Exercise instructions
In the records below, the line containing "Convert this screenshot" is the first to keep. Retype it and all later lines exactly, through the end.

Dataset excerpts
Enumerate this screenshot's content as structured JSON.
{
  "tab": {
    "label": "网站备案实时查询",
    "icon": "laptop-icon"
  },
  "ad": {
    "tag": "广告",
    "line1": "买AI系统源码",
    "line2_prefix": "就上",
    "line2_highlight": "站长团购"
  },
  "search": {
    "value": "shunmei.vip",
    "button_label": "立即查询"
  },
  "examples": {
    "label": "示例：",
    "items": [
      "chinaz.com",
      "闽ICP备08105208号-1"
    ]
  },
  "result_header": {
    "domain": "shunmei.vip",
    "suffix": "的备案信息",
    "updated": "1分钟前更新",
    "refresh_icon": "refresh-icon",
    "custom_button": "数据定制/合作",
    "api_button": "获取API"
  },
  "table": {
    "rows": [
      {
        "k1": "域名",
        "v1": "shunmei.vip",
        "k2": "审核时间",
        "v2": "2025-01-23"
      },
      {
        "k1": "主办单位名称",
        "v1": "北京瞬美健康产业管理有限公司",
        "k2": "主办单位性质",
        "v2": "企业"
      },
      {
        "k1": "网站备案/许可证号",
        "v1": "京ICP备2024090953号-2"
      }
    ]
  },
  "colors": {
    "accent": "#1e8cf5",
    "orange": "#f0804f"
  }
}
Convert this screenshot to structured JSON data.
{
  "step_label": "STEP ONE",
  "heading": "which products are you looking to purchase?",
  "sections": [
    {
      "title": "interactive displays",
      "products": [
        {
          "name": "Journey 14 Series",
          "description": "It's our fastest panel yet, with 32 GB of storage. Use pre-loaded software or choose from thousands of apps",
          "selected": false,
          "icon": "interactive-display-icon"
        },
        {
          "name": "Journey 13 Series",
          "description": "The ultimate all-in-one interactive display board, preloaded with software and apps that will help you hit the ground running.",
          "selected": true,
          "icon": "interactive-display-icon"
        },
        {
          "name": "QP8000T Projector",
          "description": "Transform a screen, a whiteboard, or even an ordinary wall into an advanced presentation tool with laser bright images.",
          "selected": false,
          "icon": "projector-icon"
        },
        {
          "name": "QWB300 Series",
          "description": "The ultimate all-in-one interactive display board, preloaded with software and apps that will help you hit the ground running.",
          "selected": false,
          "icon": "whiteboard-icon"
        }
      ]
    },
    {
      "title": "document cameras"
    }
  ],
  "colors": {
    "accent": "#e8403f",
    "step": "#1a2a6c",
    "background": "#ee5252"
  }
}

Task solution
Convert this screenshot to structured JSON data.
{
  "step_label": "STEP ONE",
  "heading": "which products are you looking to purchase?",
  "sections": [
    {
      "title": "interactive displays",
      "products": [
        {
          "name": "Journey 14 Series",
          "description": "It's our fastest panel yet, with 32 GB of storage. Use pre-loaded software or choose from thousands of apps",
          "selected": false,
          "icon": "interactive-display-icon"
        },
        {
          "name": "Journey 13 Series",
          "description": "The ultimate all-in-one interactive display board, preloaded with software and apps that will help you hit the ground running.",
          "selected": true,
          "icon": "interactive-display-icon"
        },
        {
          "name": "QP8000T Projector",
          "description": "Transform a screen, a whiteboard, or even an ordinary wall into an advanced presentation tool with laser bright images.",
          "selected": false,
          "icon": "projector-icon"
        },
        {
          "name": "QWB300 Series",
          "description": "The ultimate all-in-one interactive display board, preloaded with software and apps that will help you hit the ground running.",
          "selected": false,
          "icon": "whiteboard-icon"
        }
      ]
    },
    {
      "title": "document cameras"
    }
  ],
  "colors": {
    "accent": "#e8403f",
    "step": "#1a2a6c",
    "background": "#ee5252"
  }
}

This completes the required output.